Written by Ron

Just about everything I believe has been shaped by the written word. But books don't force a belief; they stir the imagination so that you, the reader, eventually draw your own conclusions. We grow richer in spirit when we read, deeper in our understanding of the universe and our role in it. That's why I read. That's why I write. To offer you a bit of myself. Come along on my journey, won't you? There's plenty of room.


2 responses to “A New Way to Read Books

  1. Ron, I think you may be onto something here. A similar strategy seems to have worked well for Cory Doctorow (though he started giving away free ecopies before the use of ebooks exploded, and as I understand it, he relied on print sales rather than donations for income). Plus it’s not that far removed from what works in the open source software community.

    Have you looked into applying a Creative Commons license ( http://creativecommons.org/ ) to the copies you release for free / donation and encouraging readers to pass copies on to their friends within the terms of the license?
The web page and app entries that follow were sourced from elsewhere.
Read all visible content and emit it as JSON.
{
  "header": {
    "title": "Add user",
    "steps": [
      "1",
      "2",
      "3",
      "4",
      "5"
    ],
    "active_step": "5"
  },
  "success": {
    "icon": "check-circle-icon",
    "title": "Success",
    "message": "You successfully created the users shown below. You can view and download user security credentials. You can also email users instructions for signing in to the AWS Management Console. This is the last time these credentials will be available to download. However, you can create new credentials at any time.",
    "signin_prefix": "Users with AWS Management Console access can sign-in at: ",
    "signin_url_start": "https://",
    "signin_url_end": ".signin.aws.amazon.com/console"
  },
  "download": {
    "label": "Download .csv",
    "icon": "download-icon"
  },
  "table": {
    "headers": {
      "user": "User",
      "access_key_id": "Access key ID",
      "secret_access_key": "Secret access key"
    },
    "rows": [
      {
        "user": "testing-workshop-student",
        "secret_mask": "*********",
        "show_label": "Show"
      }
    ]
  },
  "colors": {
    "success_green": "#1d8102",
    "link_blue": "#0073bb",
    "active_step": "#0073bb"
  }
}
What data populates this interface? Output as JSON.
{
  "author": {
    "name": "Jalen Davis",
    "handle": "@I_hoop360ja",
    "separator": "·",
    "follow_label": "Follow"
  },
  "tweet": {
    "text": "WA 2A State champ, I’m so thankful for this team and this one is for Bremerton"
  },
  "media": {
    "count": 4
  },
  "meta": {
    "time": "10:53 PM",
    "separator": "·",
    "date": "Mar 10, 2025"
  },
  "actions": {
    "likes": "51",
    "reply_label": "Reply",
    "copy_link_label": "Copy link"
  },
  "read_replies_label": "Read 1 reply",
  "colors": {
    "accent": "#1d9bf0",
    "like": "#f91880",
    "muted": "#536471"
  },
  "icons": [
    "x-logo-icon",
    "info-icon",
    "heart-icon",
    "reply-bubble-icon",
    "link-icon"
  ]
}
Thinking that could be a great boost to word of mouth.

    I look forward to hearing how your strategy works out for you. It’s an idea I’ve toyed with off and on myself. I think it could be hugely successful, but that depends on changing how people think about paying for books, from purchasing a commodity to supporting an author from whom they want to read more books in the future. Best wishes!

    • Thanks, Karen. I’m also seriously considering the “daily chapter.” I’d send out a chapter a day to subscribers. After that series is complete, I bundle it and sell it or ask for donations. I envision most of my novels being read on cell phones, delivered in daily chapters. A lot of writers already give away free novels via Amazon. The problem is they get nothing in return. I’d rather have an e-mail list with 2,000 subscribers than 10,000 free giveaways on Amazon, most of which never get read. It’s definitely time to re-think the way we get our books in the hands of readers.